Someone decided they weren't going to like Gastar Exploration's (GST) earnings yesterday (they reported after the close) as the stock fell from a midday high down to $1.32 in a few minutes at the end of trading. It's down to $1.24 now after opening up a few pennies this morning then dropping again before the conference call. These moves have nothing to do with fundamentals and make my life extremely difficult.
But you have to stick to your guns, and I bought more GST at these levels after this morning's call. Crude oil prices have risen again today and now sit above $48 a barrel for West Texas Intermediate. Today's move is a follow-up from yesterday's jump on lower-than-expected U.S. inventories. That's what is ultimately important for GST.
Gastar's conference call was a pretty blah affair. I would describe GST's earnings as mixed. Revenues beat my expectations and adjusted EBITDA, at $10.6 million, was in line with the fourth quarter's level.
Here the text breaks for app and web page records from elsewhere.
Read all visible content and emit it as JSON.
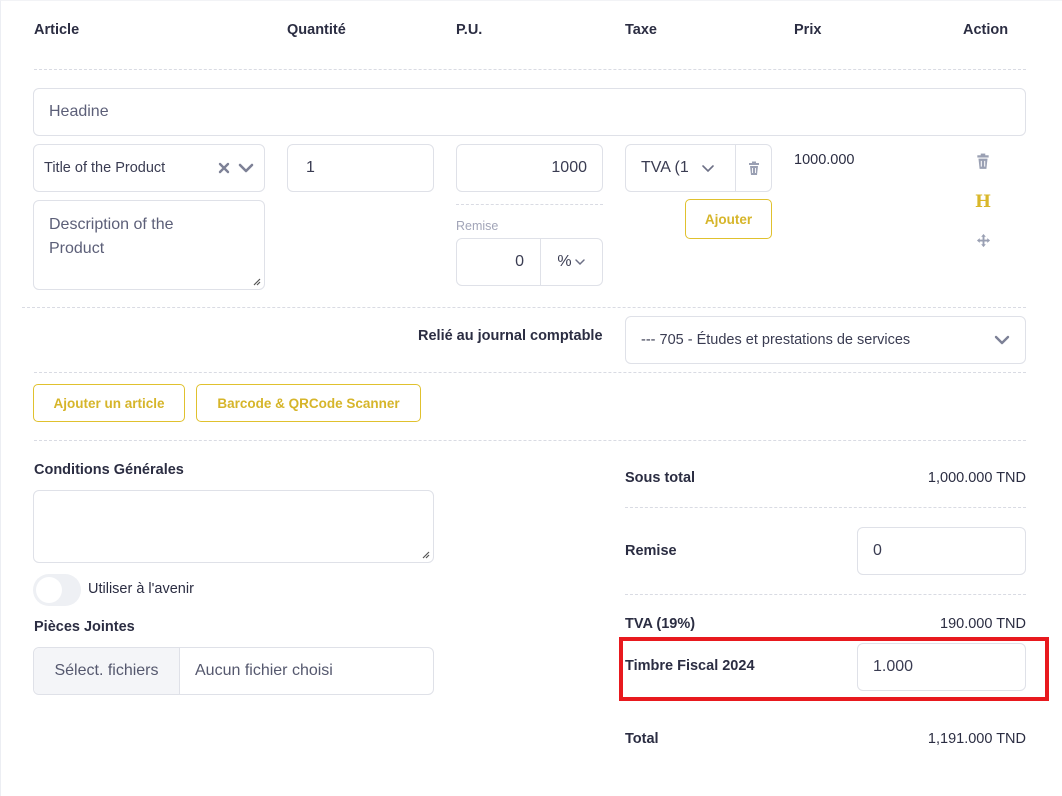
{
  "columns": {
    "article": "Article",
    "quantite": "Quantité",
    "pu": "P.U.",
    "taxe": "Taxe",
    "prix": "Prix",
    "action": "Action"
  },
  "headline": {
    "value": "Headine"
  },
  "item": {
    "product_select": "Title of the Product",
    "description": "Description of the\nProduct",
    "quantity": "1",
    "unit_price": "1000",
    "remise_label": "Remise",
    "remise_value": "0",
    "remise_unit": "%",
    "tax_select": "TVA (1",
    "ajouter_label": "Ajouter",
    "price": "1000.000",
    "heading_icon_glyph": "H"
  },
  "journal": {
    "label": "Relié au journal comptable",
    "selected": "--- 705 - Études et prestations de services"
  },
  "buttons": {
    "add_article": "Ajouter un article",
    "scanner": "Barcode & QRCode Scanner"
  },
  "conditions": {
    "label": "Conditions Générales",
    "value": "",
    "toggle_label": "Utiliser à l'avenir",
    "toggle_on": false
  },
  "attachments": {
    "label": "Pièces Jointes",
    "choose_button": "Sélect. fichiers",
    "no_file": "Aucun fichier choisi"
  },
  "summary": {
    "subtotal_label": "Sous total",
    "subtotal_value": "1,000.000 TND",
    "remise_label": "Remise",
    "remise_value": "0",
    "tva_label": "TVA (19%)",
    "tva_value": "190.000 TND",
    "timbre_label": "Timbre Fiscal 2024",
    "timbre_value": "1.000",
    "total_label": "Total",
    "total_value": "1,191.000 TND"
  },
  "colors": {
    "accent": "#e0c12e",
    "highlight": "#e8191e",
    "text": "#2b2d42",
    "border": "#dfe1e8"
  }
}
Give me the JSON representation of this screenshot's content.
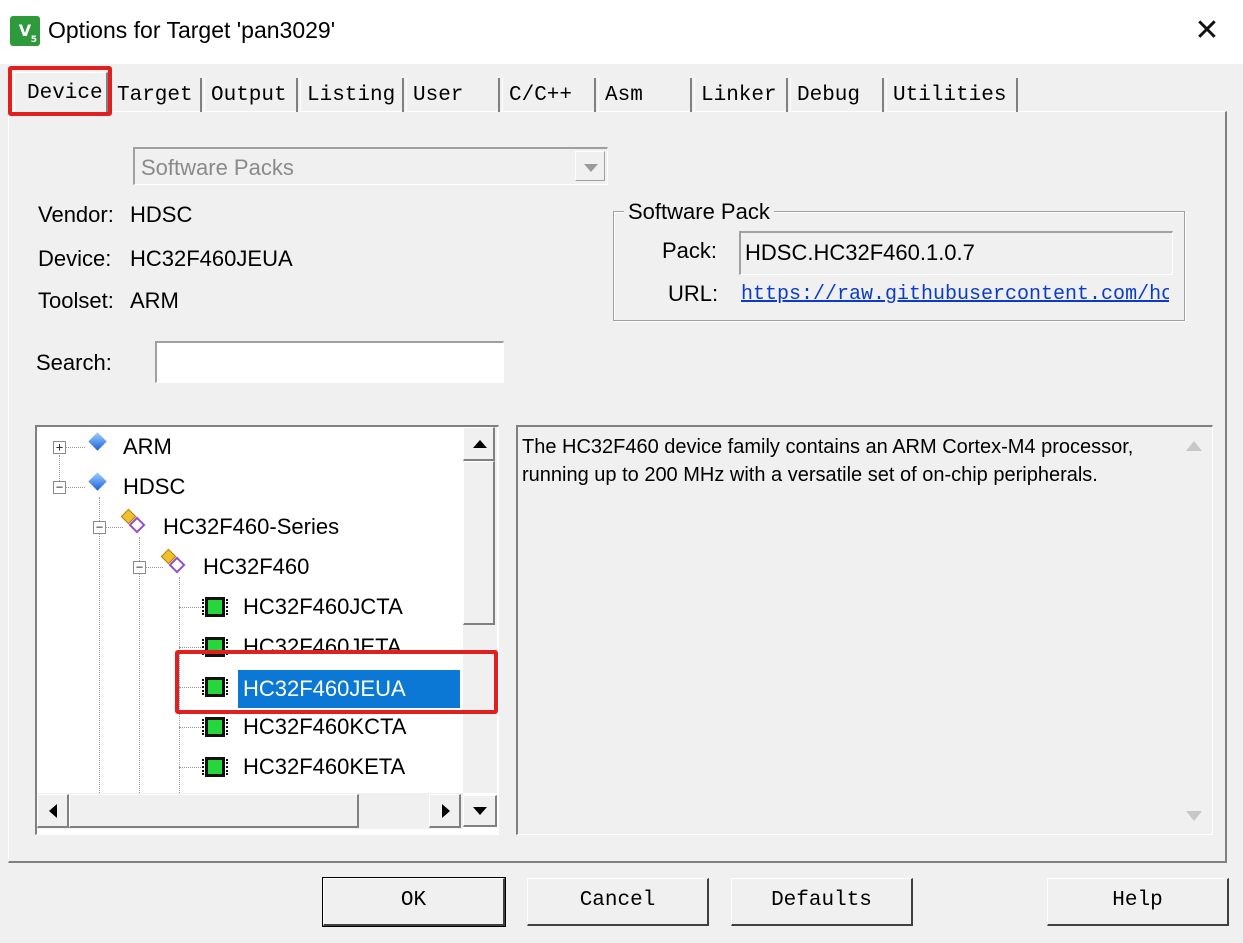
{
  "window": {
    "title": "Options for Target 'pan3029'",
    "icon_name": "keil-uvision-icon",
    "close_symbol": "✕"
  },
  "tabs": [
    {
      "label": "Device",
      "active": true
    },
    {
      "label": "Target"
    },
    {
      "label": "Output"
    },
    {
      "label": "Listing"
    },
    {
      "label": "User"
    },
    {
      "label": "C/C++"
    },
    {
      "label": "Asm"
    },
    {
      "label": "Linker"
    },
    {
      "label": "Debug"
    },
    {
      "label": "Utilities"
    }
  ],
  "device_panel": {
    "database_select": "Software Packs",
    "vendor_label": "Vendor:",
    "vendor_value": "HDSC",
    "device_label": "Device:",
    "device_value": "HC32F460JEUA",
    "toolset_label": "Toolset:",
    "toolset_value": "ARM",
    "search_label": "Search:",
    "search_value": ""
  },
  "software_pack": {
    "group_title": "Software Pack",
    "pack_label": "Pack:",
    "pack_value": "HDSC.HC32F460.1.0.7",
    "url_label": "URL:",
    "url_value": "https://raw.githubusercontent.com/hc"
  },
  "tree": {
    "items": [
      {
        "label": "ARM",
        "expander": "+",
        "icon": "vendor-gem-icon"
      },
      {
        "label": "HDSC",
        "expander": "−",
        "icon": "vendor-gem-icon"
      },
      {
        "label": "HC32F460-Series",
        "expander": "−",
        "icon": "device-family-icon"
      },
      {
        "label": "HC32F460",
        "expander": "−",
        "icon": "device-subfamily-icon"
      },
      {
        "label": "HC32F460JCTA",
        "icon": "chip-icon"
      },
      {
        "label": "HC32F460JETA",
        "icon": "chip-icon"
      },
      {
        "label": "HC32F460JEUA",
        "icon": "chip-icon",
        "selected": true
      },
      {
        "label": "HC32F460KCTA",
        "icon": "chip-icon"
      },
      {
        "label": "HC32F460KETA",
        "icon": "chip-icon"
      }
    ]
  },
  "description": {
    "text": "The HC32F460 device family contains an ARM Cortex-M4 processor, running up to 200 MHz with a versatile set of on-chip peripherals."
  },
  "buttons": {
    "ok": "OK",
    "cancel": "Cancel",
    "defaults": "Defaults",
    "help": "Help"
  },
  "colors": {
    "highlight_annotation": "#e02020",
    "selection": "#0a78d4",
    "link": "#0a3cc8"
  }
}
The negatives would be somewhat higher well costs and uneven results from the company's most recently drilled wells. Service costs have risen from generational lows registered last year -- true across the industry not just for GST -- and it's clear Gastar has not yet "cracked the code" as far as optimizing well completions in its targeted Meramec and Osage formations in Oklahoma.
On the positive side, CEO Russ Porter mentioned strong results from other operators in GST's target areas and that Gastar's wells are achieving a higher oil cut (mix of oil versus gas) than had been expected, which adds to profitability.
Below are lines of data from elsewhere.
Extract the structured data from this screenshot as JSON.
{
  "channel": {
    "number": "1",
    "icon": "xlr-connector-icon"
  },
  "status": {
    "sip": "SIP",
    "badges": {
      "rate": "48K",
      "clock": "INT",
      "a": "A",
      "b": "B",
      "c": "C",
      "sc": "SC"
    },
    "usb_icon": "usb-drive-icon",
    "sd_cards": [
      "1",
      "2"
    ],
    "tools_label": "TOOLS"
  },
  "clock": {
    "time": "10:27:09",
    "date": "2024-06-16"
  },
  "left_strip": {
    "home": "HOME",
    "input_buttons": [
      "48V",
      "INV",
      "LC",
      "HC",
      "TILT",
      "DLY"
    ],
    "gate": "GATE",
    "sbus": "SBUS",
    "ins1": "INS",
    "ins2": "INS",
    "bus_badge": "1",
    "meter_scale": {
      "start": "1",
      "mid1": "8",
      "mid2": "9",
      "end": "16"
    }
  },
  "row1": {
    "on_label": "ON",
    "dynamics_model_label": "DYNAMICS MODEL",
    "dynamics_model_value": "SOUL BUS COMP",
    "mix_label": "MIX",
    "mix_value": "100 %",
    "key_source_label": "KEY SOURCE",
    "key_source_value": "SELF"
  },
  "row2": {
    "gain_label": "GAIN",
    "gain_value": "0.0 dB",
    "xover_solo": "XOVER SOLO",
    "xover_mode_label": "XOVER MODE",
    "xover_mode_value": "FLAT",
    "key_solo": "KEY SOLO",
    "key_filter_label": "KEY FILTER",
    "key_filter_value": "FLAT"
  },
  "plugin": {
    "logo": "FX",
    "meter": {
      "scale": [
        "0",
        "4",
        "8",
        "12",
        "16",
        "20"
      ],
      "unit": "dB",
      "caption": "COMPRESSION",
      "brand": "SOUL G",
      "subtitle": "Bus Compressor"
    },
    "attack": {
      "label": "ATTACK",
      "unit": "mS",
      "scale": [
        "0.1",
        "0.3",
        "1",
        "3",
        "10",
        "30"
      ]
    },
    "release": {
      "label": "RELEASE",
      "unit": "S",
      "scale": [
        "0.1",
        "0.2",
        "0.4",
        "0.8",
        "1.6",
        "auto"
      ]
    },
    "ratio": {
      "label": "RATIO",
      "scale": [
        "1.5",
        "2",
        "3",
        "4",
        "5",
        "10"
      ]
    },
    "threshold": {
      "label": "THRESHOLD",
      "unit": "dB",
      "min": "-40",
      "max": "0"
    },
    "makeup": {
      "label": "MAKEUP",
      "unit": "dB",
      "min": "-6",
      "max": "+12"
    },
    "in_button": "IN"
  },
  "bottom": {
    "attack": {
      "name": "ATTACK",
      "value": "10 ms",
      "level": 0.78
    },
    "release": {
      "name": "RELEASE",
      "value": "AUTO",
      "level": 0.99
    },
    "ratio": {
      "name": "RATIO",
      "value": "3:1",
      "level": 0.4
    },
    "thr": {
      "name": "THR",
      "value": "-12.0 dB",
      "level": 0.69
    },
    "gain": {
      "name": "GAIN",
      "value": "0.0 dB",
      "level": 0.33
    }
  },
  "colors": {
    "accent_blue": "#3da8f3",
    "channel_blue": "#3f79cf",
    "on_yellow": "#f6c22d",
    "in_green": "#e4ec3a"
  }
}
So it's really early days for Gastar in these new plays, but the key factor in the first quarter was the company's multistage transaction with publicly traded BDC Ares Management. The final stage of the Ares deal was approved by GST shareholders last week. Gastar's balance sheet is now in fine shape, and first-quarter results confirmed liquidity is no longer an issue.
As the company keeps drilling more wells in Oklahoma (on its own and with its "DrillCo" partnership with a private equity company, a separate transaction from the Ares deal), I believe initial well production results will improve. I also believe we'll see crude oil prices back in the low $50s very soon, so I have been increasing my exposure to the energy sector in the past week.
I'm still adding to GST positions with an eye toward flipping everything into Gastar's Series A preferreds (GST-A) . These shares are trading at about 78 cents on the dollar and yielding 11% based on its monthly coupon. Gastar suspended preferred dividends during the depths of the oil plunge last spring, but fully paid down all those cumulative dividends in the first quarter of 2017. Gastar's deal with Ares allows for preferred dividend payments and GST is now back to its monthly payment schedule on its series A and B preferreds.
I would have loved for GST to jump today so I could move into GST-A in time for May's dividend (GST-A goes ex-dividend next Thursday, so we still have time for that trade), but the short-sellers and day-traders never make things easy. At their current level of $1.24, the shares are just below the level at which they traded when I submitted my Real Money column on GST last Thursday and well above that day's low of $1.06. The intraday roller-coaster rides are just part of the joy of microcap investing, as I detail in my newsletter, MicroCap Guru.
My clients and I lived through such volatility with Navios Maritime (NM) , and I'll be absorbing it via Gastar for the near future. That's the life of the guru. Finding undervalued gems in this market requires patience.